• Possession of Nutria- an endangered species- with the intent to distribute;
• Theft of gas; and
• The murder of the neighbor.
All three can be considered very serious offenses and therefore must be thoroughly reviewed so that it can be proven that Mr. Juneau isn’t guilty. Our defense will be that Mr. Juneau is not guilty due to diminished capacity. A diminished capacity defense allows for lessening of a guilty verdict based on the defendant 's mental impairment. His intellectual insanity has been …show more content…
This Court will have to allow this defense because in Arizona 's limited insanity defense in Clark v. Arizona, and denied certiorari in Delling v. Idaho, a case alleging that Idaho 's replacement of the insanity defense with a "Guilty but mentally ill" verdict constitutes a due process violation. Because of the weighty implications of the decision to plead insanity, the defendant must be the one to decide whether to use the insanity …show more content…

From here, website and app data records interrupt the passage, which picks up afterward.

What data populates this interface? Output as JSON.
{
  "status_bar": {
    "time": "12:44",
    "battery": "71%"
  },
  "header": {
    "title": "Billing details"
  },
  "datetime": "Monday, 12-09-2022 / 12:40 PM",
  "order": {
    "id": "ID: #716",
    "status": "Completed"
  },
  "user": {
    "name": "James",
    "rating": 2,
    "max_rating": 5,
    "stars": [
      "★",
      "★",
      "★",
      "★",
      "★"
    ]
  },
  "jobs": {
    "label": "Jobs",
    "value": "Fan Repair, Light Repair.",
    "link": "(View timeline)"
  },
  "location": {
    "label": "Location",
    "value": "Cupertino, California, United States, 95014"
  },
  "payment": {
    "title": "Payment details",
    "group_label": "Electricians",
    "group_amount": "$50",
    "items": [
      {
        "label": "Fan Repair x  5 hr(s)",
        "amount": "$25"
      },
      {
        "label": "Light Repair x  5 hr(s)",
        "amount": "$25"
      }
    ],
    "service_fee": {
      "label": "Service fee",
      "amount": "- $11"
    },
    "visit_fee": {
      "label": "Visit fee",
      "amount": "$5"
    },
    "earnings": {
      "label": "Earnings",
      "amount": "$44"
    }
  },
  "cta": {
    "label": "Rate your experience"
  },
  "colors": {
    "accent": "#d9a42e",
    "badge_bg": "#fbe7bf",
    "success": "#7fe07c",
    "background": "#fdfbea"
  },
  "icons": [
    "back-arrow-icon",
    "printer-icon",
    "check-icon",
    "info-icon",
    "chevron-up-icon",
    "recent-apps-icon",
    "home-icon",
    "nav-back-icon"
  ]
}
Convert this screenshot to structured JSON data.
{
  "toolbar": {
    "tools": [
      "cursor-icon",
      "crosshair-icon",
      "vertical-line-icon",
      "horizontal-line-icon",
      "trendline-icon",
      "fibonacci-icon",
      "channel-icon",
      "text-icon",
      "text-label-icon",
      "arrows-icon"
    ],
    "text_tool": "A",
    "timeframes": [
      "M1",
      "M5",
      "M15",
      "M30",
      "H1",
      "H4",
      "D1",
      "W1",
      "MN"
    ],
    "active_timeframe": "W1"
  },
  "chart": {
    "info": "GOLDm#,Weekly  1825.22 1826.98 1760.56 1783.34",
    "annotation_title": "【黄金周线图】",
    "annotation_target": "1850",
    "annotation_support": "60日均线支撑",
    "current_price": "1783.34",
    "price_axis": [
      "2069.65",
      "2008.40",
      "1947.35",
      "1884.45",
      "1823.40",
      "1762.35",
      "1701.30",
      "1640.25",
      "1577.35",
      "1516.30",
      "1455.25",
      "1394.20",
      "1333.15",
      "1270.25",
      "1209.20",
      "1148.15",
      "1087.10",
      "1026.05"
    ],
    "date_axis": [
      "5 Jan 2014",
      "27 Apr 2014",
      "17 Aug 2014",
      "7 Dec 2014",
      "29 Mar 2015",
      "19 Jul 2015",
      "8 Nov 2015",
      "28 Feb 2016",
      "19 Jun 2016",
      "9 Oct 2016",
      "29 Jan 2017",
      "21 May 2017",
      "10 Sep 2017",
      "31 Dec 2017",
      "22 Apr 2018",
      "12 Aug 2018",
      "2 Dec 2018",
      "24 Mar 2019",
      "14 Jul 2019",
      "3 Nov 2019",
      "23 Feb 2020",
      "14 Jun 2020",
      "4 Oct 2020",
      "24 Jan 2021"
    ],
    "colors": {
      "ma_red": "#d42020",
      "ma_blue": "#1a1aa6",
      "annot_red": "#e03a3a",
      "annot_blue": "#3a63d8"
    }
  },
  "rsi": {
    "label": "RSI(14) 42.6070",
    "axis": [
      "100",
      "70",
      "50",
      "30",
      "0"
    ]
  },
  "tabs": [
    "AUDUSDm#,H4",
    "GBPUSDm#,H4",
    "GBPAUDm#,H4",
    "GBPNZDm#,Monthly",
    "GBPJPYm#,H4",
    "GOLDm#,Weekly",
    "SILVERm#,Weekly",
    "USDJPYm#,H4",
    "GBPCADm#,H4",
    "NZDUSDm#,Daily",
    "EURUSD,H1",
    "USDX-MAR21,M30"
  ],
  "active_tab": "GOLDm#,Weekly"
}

Juneau has lived a mostly secluded life. Because of this, testing his mental capacity hasn’t been a priority for anyone to document. With that being said, it may be a hard fought defense to try to get the State to allow Mr. Juneau to use mental illness as his primary defense against these crimes. The truth about the insanity defense in America is that it is difficult to plead, seldom used and almost never successful. But in that small number of cases where it is successful, it is sometimes manipulated or abused in a way that often grabs headlines and captures the imagination of the public. Ultimately, only a jury can decide the issue of insanity, which in itself may be the most controversial aspect about the insanity defense. In other words, people who have no training in the field, rarely come into contact with the mentally ill and have a minimal understanding of the issues involved, make legal, long-lasting judgments that are frequently based on shifting criteria.

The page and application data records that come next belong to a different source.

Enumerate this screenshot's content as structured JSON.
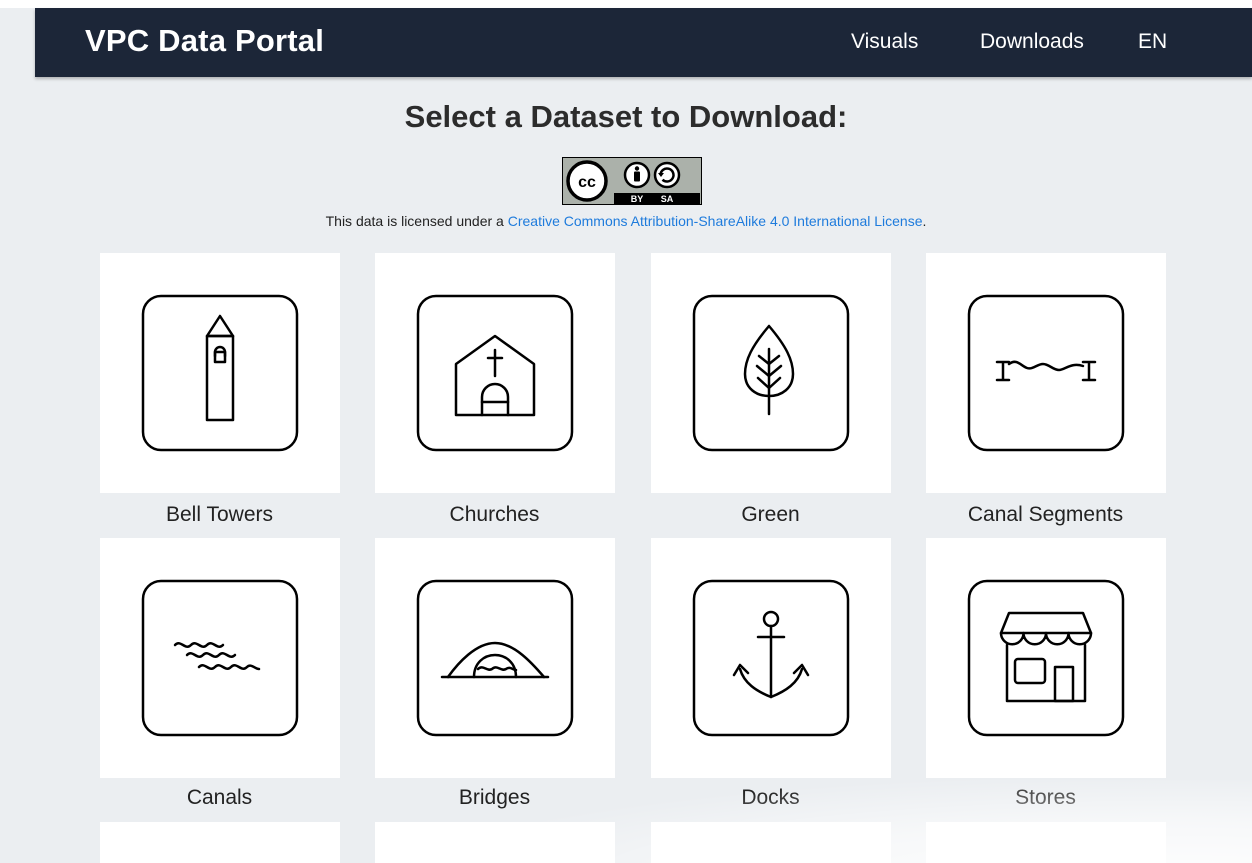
{
  "header": {
    "brand": "VPC Data Portal",
    "nav": [
      "Visuals",
      "Downloads",
      "EN"
    ]
  },
  "main": {
    "title": "Select a Dataset to Download:",
    "license_prefix": "This data is licensed under a ",
    "license_link": "Creative Commons Attribution-ShareAlike 4.0 International License",
    "license_suffix": ".",
    "badge": {
      "by": "BY",
      "sa": "SA"
    },
    "datasets": [
      {
        "label": "Bell Towers",
        "icon": "bell-tower-icon"
      },
      {
        "label": "Churches",
        "icon": "church-icon"
      },
      {
        "label": "Green",
        "icon": "leaf-icon"
      },
      {
        "label": "Canal Segments",
        "icon": "canal-segment-icon"
      },
      {
        "label": "Canals",
        "icon": "waves-icon"
      },
      {
        "label": "Bridges",
        "icon": "bridge-icon"
      },
      {
        "label": "Docks",
        "icon": "anchor-icon"
      },
      {
        "label": "Stores",
        "icon": "store-icon"
      }
    ]
  },
  "colors": {
    "navbar": "#1c2638",
    "background": "#ebeef1",
    "link": "#1e7bdc"
  }
}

If he were to be denied the opportunity to use the defense, there would need to be a secondary set of defenses which allow the charges against him to be greatly mitigated. The team would have to consider accepting a plea to lessen the time he would ultimately be incarcerated. It would be unfavorable but because of the fact that there was actus reus but lacked mens rea, it would be hard to get him not have him serve any time at